(Data records for software interfaces)
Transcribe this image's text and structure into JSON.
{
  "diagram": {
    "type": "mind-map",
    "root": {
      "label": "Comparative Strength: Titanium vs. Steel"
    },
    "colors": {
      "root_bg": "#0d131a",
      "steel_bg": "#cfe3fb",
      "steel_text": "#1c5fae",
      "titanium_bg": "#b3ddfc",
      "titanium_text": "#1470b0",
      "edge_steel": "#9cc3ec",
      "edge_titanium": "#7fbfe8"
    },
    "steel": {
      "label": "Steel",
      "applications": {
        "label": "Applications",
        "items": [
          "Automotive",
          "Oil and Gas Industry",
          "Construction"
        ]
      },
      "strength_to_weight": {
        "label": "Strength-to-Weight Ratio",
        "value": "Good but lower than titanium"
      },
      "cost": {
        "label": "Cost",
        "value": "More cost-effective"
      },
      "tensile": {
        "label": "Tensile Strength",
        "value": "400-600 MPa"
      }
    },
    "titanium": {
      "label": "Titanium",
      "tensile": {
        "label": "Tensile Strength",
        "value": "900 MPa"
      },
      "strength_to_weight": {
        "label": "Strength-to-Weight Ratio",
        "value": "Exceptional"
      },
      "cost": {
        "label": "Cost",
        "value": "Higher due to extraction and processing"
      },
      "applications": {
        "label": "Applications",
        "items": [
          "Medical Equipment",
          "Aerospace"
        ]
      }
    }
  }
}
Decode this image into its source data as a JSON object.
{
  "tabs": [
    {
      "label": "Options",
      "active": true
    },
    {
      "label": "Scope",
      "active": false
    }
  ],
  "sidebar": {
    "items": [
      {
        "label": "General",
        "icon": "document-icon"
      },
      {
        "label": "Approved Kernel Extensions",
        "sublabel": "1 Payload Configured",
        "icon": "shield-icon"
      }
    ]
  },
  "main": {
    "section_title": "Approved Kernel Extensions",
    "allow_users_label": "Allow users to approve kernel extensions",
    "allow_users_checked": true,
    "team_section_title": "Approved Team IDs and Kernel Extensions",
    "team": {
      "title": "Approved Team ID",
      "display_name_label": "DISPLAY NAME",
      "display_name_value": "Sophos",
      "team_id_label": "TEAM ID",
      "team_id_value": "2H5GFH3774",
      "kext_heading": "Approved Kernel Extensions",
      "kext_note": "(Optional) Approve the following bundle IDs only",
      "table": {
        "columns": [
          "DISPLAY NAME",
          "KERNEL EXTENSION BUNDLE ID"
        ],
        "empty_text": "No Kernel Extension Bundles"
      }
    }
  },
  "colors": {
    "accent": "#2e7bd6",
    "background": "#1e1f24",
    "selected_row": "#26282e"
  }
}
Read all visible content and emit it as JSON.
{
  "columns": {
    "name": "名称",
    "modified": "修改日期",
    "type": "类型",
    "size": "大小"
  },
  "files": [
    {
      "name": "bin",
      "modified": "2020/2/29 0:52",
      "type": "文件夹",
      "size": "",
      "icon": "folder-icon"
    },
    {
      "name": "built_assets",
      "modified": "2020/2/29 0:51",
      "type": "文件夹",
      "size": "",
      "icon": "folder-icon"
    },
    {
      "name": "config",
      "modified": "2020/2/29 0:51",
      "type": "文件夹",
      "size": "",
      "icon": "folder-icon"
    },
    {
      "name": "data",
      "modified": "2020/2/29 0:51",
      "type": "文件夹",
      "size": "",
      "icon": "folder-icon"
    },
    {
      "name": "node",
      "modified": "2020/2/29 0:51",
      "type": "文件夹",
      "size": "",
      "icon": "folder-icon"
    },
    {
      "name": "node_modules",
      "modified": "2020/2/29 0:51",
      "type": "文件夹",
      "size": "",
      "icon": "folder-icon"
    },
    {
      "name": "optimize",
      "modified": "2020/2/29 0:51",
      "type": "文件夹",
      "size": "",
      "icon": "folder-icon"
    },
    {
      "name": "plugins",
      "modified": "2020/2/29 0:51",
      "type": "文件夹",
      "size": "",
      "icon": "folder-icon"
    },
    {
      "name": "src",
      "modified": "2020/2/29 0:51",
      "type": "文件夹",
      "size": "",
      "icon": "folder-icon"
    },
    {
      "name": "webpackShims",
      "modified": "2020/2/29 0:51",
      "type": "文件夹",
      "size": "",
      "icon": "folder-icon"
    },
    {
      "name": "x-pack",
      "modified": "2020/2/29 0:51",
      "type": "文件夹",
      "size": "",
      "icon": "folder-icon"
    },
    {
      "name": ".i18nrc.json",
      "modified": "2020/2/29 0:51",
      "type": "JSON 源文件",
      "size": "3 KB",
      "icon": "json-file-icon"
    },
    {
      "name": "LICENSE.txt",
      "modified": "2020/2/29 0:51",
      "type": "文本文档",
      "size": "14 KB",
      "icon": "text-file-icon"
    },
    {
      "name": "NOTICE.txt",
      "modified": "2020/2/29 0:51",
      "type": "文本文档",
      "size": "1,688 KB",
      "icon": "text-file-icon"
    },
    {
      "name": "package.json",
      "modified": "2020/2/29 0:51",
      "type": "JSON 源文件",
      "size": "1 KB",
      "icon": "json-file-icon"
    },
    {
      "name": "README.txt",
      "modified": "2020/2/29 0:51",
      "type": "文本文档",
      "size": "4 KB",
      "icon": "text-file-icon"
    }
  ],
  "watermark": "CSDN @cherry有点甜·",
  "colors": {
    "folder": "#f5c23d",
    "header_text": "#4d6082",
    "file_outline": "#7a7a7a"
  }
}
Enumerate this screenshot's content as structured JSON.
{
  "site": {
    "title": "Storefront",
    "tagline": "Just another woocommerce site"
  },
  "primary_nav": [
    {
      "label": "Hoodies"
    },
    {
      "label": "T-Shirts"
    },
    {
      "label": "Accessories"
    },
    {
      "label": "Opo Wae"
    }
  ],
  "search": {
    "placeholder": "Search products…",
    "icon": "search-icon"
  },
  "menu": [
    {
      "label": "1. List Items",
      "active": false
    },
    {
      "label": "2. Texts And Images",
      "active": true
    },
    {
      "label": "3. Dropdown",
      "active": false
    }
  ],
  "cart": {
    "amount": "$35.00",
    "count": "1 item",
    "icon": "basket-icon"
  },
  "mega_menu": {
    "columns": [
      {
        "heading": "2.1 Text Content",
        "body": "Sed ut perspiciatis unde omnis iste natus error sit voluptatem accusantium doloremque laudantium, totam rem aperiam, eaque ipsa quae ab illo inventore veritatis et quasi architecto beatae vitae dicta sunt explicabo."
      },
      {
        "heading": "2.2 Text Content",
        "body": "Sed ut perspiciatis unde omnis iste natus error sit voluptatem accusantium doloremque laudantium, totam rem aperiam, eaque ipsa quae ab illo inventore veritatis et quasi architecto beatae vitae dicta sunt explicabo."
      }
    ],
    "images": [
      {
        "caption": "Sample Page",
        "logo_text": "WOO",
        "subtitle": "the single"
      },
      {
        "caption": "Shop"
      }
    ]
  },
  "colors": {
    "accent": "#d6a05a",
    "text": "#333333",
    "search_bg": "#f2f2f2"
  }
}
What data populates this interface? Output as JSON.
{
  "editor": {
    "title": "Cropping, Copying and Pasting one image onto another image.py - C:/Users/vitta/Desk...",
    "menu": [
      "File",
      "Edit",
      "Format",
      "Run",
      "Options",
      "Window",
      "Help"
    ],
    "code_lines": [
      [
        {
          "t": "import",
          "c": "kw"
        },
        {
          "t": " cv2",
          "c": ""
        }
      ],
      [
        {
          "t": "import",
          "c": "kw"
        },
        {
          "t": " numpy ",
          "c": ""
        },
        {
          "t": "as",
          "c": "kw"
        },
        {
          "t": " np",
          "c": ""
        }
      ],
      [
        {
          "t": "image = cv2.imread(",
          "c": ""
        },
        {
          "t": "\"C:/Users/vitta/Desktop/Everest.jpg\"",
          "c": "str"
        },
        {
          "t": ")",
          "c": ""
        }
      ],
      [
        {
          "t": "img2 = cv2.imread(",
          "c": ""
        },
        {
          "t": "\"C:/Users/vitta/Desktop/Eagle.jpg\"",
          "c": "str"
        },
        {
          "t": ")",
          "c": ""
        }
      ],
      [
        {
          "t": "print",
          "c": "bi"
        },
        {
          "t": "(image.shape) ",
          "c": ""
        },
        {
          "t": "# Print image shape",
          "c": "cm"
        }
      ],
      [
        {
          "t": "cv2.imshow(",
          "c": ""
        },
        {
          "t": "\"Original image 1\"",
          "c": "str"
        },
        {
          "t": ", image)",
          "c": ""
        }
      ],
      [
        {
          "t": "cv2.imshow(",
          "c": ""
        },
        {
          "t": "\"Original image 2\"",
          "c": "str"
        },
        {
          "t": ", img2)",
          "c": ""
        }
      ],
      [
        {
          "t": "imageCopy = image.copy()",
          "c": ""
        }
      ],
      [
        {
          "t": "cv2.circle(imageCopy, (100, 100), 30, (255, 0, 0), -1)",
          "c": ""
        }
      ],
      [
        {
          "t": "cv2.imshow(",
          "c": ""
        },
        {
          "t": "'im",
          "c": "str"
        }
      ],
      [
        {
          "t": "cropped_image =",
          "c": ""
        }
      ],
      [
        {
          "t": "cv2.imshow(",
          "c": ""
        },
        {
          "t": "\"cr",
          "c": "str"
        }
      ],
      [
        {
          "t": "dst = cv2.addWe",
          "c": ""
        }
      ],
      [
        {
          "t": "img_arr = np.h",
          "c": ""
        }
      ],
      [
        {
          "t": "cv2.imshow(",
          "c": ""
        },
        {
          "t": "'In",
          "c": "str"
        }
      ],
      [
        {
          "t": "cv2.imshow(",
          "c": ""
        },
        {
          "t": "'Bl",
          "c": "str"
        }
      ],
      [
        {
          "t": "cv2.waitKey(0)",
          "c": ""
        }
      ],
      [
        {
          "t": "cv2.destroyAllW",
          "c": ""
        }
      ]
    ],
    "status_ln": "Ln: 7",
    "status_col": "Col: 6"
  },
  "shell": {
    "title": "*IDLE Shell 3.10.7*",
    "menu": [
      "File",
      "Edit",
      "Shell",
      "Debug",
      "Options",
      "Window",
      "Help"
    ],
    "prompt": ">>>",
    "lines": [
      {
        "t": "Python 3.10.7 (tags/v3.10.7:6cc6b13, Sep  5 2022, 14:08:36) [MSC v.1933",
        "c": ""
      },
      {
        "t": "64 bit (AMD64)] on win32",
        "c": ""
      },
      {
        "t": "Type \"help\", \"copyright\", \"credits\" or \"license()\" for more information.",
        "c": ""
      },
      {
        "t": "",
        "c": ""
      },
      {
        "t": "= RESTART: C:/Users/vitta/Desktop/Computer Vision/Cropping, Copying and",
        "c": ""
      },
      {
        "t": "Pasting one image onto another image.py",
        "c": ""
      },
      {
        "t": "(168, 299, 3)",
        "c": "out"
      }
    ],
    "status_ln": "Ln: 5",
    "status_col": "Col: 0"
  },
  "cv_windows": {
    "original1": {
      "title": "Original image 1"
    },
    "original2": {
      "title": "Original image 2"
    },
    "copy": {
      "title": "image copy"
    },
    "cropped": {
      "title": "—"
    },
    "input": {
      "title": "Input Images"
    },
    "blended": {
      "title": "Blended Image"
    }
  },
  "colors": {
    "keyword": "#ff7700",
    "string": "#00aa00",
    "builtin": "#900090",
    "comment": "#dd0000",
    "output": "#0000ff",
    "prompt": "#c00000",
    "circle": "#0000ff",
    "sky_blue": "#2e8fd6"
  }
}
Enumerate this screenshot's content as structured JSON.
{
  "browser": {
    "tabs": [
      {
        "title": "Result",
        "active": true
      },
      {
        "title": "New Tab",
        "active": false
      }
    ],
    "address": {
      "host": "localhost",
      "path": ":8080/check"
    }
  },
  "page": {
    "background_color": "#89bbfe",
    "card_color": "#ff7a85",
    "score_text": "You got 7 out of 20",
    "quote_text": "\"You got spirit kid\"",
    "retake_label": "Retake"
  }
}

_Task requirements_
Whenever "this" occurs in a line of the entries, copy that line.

_Task answer_
Transcribe this image's text and structure into JSON.
Decode this image into its source data as a JSON object.
Enumerate this screenshot's content as structured JSON.
What data populates this interface? Output as JSON.
Enumerate this screenshot's content as structured JSON.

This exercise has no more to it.